» **DATA FOR THIS EXERCISE**

|---|

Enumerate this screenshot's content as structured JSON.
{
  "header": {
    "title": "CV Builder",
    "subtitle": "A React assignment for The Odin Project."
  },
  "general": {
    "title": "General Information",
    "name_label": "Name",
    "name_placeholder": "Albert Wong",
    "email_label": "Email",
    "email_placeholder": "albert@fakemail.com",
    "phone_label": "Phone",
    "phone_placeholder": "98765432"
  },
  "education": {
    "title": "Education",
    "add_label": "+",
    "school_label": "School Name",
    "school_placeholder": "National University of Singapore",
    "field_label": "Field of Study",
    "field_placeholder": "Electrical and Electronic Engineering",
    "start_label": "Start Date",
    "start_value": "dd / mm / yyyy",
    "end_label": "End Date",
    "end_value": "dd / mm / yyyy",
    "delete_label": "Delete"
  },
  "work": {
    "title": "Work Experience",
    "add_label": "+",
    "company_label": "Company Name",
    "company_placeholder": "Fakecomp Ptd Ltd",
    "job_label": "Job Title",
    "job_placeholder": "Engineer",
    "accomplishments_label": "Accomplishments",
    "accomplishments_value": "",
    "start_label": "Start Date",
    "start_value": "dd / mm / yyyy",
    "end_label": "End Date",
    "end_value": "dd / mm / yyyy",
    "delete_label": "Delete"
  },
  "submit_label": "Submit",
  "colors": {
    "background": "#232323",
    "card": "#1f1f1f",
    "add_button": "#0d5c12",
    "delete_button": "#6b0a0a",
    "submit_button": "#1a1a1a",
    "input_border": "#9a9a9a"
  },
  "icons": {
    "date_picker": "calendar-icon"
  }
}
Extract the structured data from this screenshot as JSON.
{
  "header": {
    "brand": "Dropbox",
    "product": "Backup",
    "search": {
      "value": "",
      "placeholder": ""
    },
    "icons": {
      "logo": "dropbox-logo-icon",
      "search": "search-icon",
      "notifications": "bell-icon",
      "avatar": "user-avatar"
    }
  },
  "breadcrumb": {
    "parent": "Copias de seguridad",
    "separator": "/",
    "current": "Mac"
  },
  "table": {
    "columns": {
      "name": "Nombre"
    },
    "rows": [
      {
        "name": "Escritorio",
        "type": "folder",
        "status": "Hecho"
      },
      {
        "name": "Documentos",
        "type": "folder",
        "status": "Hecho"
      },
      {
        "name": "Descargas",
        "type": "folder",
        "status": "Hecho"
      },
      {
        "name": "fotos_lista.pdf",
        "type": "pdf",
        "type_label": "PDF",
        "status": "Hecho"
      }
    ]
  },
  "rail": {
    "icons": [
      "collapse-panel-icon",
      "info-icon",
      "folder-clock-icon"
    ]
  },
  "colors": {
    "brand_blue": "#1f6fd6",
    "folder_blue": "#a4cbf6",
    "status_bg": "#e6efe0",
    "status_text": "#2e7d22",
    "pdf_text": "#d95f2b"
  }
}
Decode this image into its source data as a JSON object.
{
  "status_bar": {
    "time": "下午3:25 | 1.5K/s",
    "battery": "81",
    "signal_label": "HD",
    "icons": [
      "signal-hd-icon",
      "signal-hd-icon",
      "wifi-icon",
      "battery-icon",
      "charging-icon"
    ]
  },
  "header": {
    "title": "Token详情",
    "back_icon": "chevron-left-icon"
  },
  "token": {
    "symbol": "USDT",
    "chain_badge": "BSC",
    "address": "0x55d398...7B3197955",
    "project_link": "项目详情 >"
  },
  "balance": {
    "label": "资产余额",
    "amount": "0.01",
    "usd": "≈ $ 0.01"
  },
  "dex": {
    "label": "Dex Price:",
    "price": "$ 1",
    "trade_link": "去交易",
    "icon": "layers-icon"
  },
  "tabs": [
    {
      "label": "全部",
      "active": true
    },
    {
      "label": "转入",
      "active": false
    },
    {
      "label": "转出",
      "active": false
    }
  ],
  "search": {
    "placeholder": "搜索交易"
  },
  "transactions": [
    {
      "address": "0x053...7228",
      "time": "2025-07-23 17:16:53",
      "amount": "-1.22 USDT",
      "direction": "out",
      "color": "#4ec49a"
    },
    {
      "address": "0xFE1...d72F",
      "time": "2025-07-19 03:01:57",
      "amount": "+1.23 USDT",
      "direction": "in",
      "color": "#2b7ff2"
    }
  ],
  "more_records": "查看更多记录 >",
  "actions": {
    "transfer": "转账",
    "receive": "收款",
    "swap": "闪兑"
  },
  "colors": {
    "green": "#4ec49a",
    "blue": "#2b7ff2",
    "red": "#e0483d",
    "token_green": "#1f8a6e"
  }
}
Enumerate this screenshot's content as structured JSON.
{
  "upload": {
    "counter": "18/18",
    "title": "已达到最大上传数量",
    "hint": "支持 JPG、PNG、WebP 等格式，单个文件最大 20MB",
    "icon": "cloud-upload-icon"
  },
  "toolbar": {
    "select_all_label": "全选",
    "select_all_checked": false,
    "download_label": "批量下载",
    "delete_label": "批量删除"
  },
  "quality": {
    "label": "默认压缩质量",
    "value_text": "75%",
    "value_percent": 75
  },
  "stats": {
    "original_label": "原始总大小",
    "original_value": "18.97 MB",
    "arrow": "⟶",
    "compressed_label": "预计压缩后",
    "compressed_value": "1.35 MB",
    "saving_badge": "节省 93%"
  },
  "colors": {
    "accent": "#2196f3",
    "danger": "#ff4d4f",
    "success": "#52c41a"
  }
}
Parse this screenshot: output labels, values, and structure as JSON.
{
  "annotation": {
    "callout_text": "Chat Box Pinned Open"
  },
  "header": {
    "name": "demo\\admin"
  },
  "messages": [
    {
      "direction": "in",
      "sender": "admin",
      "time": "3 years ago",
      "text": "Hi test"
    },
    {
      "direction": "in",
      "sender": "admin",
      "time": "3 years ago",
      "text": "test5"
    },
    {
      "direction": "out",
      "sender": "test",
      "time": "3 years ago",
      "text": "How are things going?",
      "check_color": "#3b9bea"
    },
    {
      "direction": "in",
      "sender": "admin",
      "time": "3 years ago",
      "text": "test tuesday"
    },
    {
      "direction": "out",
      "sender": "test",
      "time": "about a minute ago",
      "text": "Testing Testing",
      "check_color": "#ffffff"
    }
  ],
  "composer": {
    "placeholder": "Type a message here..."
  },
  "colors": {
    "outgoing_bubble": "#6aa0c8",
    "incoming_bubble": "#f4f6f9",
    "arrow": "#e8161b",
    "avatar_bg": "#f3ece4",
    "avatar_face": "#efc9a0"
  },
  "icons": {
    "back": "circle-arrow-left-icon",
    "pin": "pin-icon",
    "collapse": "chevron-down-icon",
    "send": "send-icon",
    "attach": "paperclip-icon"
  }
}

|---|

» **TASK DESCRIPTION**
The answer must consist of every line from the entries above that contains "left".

» **ANSWER SECTION**
    "back_icon": "chevron-left-icon"
    "back": "circle-arrow-left-icon",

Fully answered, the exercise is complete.